**WORK TASK:**
Please return every record exactly as it appears.

Extracted records
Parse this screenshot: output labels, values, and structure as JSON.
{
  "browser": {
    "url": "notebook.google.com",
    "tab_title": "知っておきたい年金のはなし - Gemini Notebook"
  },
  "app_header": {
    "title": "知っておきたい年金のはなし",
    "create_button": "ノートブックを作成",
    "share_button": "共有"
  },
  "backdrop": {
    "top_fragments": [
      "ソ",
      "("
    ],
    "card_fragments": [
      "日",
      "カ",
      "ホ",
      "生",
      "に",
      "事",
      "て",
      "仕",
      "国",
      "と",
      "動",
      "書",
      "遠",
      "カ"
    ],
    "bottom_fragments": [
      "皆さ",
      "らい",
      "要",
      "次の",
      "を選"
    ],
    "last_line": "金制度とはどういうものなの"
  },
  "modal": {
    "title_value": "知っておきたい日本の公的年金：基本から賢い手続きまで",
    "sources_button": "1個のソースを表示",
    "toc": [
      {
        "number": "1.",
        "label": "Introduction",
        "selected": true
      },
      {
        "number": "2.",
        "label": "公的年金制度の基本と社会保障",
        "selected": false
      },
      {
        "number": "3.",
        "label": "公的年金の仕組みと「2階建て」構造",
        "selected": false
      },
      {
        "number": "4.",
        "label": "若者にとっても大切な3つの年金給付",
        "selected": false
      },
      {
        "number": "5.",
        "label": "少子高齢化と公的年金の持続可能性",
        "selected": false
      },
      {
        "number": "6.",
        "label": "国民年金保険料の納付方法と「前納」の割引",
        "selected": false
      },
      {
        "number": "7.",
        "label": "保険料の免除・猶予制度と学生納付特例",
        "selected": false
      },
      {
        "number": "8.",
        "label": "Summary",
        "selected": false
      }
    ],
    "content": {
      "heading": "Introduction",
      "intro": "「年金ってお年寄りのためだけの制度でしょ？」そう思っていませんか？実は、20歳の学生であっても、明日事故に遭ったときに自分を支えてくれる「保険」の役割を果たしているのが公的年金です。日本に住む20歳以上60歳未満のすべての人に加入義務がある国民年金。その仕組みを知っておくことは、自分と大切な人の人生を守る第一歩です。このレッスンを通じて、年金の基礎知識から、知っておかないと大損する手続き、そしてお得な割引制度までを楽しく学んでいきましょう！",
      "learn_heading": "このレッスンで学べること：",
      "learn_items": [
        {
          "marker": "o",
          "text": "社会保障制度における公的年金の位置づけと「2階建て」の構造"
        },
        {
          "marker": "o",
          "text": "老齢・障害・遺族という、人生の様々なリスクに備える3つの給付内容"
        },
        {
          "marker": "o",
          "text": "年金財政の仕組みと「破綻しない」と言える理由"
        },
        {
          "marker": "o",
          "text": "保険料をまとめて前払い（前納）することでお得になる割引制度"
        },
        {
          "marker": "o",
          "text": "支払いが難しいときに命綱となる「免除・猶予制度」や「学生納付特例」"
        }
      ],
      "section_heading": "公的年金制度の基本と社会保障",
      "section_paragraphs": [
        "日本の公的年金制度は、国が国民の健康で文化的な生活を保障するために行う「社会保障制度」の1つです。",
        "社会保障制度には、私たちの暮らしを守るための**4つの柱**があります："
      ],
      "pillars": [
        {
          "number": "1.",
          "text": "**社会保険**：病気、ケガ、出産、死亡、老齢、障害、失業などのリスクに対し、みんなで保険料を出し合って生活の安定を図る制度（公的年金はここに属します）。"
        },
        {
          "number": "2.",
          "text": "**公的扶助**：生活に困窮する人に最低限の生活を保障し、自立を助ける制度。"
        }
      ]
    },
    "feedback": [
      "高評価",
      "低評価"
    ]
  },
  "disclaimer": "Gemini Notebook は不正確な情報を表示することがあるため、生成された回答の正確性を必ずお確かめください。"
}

**SOLUTION TO THE EXERCISE:**
Parse this screenshot: output labels, values, and structure as JSON.
{
  "browser": {
    "url": "notebook.google.com",
    "tab_title": "知っておきたい年金のはなし - Gemini Notebook"
  },
  "app_header": {
    "title": "知っておきたい年金のはなし",
    "create_button": "ノートブックを作成",
    "share_button": "共有"
  },
  "backdrop": {
    "top_fragments": [
      "ソ",
      "("
    ],
    "card_fragments": [
      "日",
      "カ",
      "ホ",
      "生",
      "に",
      "事",
      "て",
      "仕",
      "国",
      "と",
      "動",
      "書",
      "遠",
      "カ"
    ],
    "bottom_fragments": [
      "皆さ",
      "らい",
      "要",
      "次の",
      "を選"
    ],
    "last_line": "金制度とはどういうものなの"
  },
  "modal": {
    "title_value": "知っておきたい日本の公的年金：基本から賢い手続きまで",
    "sources_button": "1個のソースを表示",
    "toc": [
      {
        "number": "1.",
        "label": "Introduction",
        "selected": true
      },
      {
        "number": "2.",
        "label": "公的年金制度の基本と社会保障",
        "selected": false
      },
      {
        "number": "3.",
        "label": "公的年金の仕組みと「2階建て」構造",
        "selected": false
      },
      {
        "number": "4.",
        "label": "若者にとっても大切な3つの年金給付",
        "selected": false
      },
      {
        "number": "5.",
        "label": "少子高齢化と公的年金の持続可能性",
        "selected": false
      },
      {
        "number": "6.",
        "label": "国民年金保険料の納付方法と「前納」の割引",
        "selected": false
      },
      {
        "number": "7.",
        "label": "保険料の免除・猶予制度と学生納付特例",
        "selected": false
      },
      {
        "number": "8.",
        "label": "Summary",
        "selected": false
      }
    ],
    "content": {
      "heading": "Introduction",
      "intro": "「年金ってお年寄りのためだけの制度でしょ？」そう思っていませんか？実は、20歳の学生であっても、明日事故に遭ったときに自分を支えてくれる「保険」の役割を果たしているのが公的年金です。日本に住む20歳以上60歳未満のすべての人に加入義務がある国民年金。その仕組みを知っておくことは、自分と大切な人の人生を守る第一歩です。このレッスンを通じて、年金の基礎知識から、知っておかないと大損する手続き、そしてお得な割引制度までを楽しく学んでいきましょう！",
      "learn_heading": "このレッスンで学べること：",
      "learn_items": [
        {
          "marker": "o",
          "text": "社会保障制度における公的年金の位置づけと「2階建て」の構造"
        },
        {
          "marker": "o",
          "text": "老齢・障害・遺族という、人生の様々なリスクに備える3つの給付内容"
        },
        {
          "marker": "o",
          "text": "年金財政の仕組みと「破綻しない」と言える理由"
        },
        {
          "marker": "o",
          "text": "保険料をまとめて前払い（前納）することでお得になる割引制度"
        },
        {
          "marker": "o",
          "text": "支払いが難しいときに命綱となる「免除・猶予制度」や「学生納付特例」"
        }
      ],
      "section_heading": "公的年金制度の基本と社会保障",
      "section_paragraphs": [
        "日本の公的年金制度は、国が国民の健康で文化的な生活を保障するために行う「社会保障制度」の1つです。",
        "社会保障制度には、私たちの暮らしを守るための**4つの柱**があります："
      ],
      "pillars": [
        {
          "number": "1.",
          "text": "**社会保険**：病気、ケガ、出産、死亡、老齢、障害、失業などのリスクに対し、みんなで保険料を出し合って生活の安定を図る制度（公的年金はここに属します）。"
        },
        {
          "number": "2.",
          "text": "**公的扶助**：生活に困窮する人に最低限の生活を保障し、自立を助ける制度。"
        }
      ]
    },
    "feedback": [
      "高評価",
      "低評価"
    ]
  },
  "disclaimer": "Gemini Notebook は不正確な情報を表示することがあるため、生成された回答の正確性を必ずお確かめください。"
}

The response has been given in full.